→ ACTIVITY: In the following material, identify every line holding the string "will" and return it.
[[ EXCERPTED DATA, beginning ]]
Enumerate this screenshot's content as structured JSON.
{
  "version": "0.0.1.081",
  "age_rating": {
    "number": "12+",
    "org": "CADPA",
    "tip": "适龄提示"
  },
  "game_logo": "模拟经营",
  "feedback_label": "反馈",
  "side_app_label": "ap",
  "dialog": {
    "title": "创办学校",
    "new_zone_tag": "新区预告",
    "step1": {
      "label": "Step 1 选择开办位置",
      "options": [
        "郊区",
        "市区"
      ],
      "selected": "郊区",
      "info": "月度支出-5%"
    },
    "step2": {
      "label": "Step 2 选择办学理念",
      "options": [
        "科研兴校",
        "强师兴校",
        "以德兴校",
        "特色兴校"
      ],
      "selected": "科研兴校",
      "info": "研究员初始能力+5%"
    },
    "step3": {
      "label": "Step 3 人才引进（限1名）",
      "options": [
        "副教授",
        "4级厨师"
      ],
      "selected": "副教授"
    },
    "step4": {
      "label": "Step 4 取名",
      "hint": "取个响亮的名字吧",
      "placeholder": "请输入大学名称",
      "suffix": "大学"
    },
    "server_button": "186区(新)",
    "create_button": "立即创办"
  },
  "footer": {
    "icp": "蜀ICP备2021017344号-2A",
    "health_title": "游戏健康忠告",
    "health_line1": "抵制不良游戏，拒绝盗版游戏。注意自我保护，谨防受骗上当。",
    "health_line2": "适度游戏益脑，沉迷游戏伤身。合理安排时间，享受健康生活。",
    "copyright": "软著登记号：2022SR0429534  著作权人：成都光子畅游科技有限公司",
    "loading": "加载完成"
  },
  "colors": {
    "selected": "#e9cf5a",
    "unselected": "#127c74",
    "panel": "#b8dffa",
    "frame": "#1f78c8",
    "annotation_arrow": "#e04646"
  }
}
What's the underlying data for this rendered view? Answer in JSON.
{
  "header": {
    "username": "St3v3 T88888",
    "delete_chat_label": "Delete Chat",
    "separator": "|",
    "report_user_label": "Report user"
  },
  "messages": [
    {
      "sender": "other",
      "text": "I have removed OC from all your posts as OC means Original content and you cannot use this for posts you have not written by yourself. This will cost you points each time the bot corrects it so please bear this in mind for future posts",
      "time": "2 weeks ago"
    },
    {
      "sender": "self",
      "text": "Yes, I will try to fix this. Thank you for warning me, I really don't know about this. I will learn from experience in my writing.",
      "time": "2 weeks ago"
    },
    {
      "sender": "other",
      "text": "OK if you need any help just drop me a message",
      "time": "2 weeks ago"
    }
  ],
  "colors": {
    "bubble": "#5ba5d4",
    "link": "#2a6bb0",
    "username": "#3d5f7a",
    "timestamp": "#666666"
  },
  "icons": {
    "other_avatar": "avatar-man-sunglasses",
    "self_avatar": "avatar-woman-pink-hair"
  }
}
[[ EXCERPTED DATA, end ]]
→ TASK RESPONSE:
      "text": "I have removed OC from all your posts as OC means Original content and you cannot use this for posts you have not written by yourself. This will cost you points each time the bot corrects it so please bear this in mind for future posts",
      "text": "Yes, I will try to fix this. Thank you for warning me, I really don't know about this. I will learn from experience in my writing.",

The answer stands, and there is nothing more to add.